> **DATA FOR REVIEW**:
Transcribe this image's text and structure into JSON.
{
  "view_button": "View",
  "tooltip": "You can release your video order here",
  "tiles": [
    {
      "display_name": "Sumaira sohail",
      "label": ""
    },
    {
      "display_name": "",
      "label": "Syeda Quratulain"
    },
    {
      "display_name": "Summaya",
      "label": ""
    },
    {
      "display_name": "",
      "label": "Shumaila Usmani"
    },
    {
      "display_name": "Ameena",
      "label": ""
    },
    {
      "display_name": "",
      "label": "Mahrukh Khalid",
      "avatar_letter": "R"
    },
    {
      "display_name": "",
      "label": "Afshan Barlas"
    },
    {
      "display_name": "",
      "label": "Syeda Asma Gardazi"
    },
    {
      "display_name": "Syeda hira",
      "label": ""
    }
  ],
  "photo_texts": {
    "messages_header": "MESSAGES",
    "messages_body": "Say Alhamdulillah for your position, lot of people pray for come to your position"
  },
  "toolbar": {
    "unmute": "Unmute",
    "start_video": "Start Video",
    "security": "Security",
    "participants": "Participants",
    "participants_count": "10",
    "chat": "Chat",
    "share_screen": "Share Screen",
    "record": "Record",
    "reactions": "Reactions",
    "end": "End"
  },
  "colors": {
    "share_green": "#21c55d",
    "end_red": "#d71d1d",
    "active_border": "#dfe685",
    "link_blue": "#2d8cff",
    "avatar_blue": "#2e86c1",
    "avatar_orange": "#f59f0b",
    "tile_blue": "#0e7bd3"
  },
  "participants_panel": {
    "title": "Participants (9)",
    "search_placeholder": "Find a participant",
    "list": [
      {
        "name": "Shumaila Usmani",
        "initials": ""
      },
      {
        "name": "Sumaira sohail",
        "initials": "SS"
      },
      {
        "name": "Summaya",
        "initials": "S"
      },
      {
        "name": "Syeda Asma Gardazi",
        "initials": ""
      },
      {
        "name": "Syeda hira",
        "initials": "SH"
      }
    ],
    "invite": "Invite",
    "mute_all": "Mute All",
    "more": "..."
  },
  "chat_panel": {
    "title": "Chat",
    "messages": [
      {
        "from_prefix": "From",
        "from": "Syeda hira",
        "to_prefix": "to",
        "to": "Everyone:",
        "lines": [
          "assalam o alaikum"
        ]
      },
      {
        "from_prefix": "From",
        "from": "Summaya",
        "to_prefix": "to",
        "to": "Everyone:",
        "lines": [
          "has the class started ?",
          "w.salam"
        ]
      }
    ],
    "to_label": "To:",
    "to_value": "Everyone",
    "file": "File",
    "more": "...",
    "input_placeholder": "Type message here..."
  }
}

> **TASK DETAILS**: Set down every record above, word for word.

> **EXPECTED ANSWER**:
Transcribe this image's text and structure into JSON.
{
  "view_button": "View",
  "tooltip": "You can release your video order here",
  "tiles": [
    {
      "display_name": "Sumaira sohail",
      "label": ""
    },
    {
      "display_name": "",
      "label": "Syeda Quratulain"
    },
    {
      "display_name": "Summaya",
      "label": ""
    },
    {
      "display_name": "",
      "label": "Shumaila Usmani"
    },
    {
      "display_name": "Ameena",
      "label": ""
    },
    {
      "display_name": "",
      "label": "Mahrukh Khalid",
      "avatar_letter": "R"
    },
    {
      "display_name": "",
      "label": "Afshan Barlas"
    },
    {
      "display_name": "",
      "label": "Syeda Asma Gardazi"
    },
    {
      "display_name": "Syeda hira",
      "label": ""
    }
  ],
  "photo_texts": {
    "messages_header": "MESSAGES",
    "messages_body": "Say Alhamdulillah for your position, lot of people pray for come to your position"
  },
  "toolbar": {
    "unmute": "Unmute",
    "start_video": "Start Video",
    "security": "Security",
    "participants": "Participants",
    "participants_count": "10",
    "chat": "Chat",
    "share_screen": "Share Screen",
    "record": "Record",
    "reactions": "Reactions",
    "end": "End"
  },
  "colors": {
    "share_green": "#21c55d",
    "end_red": "#d71d1d",
    "active_border": "#dfe685",
    "link_blue": "#2d8cff",
    "avatar_blue": "#2e86c1",
    "avatar_orange": "#f59f0b",
    "tile_blue": "#0e7bd3"
  },
  "participants_panel": {
    "title": "Participants (9)",
    "search_placeholder": "Find a participant",
    "list": [
      {
        "name": "Shumaila Usmani",
        "initials": ""
      },
      {
        "name": "Sumaira sohail",
        "initials": "SS"
      },
      {
        "name": "Summaya",
        "initials": "S"
      },
      {
        "name": "Syeda Asma Gardazi",
        "initials": ""
      },
      {
        "name": "Syeda hira",
        "initials": "SH"
      }
    ],
    "invite": "Invite",
    "mute_all": "Mute All",
    "more": "..."
  },
  "chat_panel": {
    "title": "Chat",
    "messages": [
      {
        "from_prefix": "From",
        "from": "Syeda hira",
        "to_prefix": "to",
        "to": "Everyone:",
        "lines": [
          "assalam o alaikum"
        ]
      },
      {
        "from_prefix": "From",
        "from": "Summaya",
        "to_prefix": "to",
        "to": "Everyone:",
        "lines": [
          "has the class started ?",
          "w.salam"
        ]
      }
    ],
    "to_label": "To:",
    "to_value": "Everyone",
    "file": "File",
    "more": "...",
    "input_placeholder": "Type message here..."
  }
}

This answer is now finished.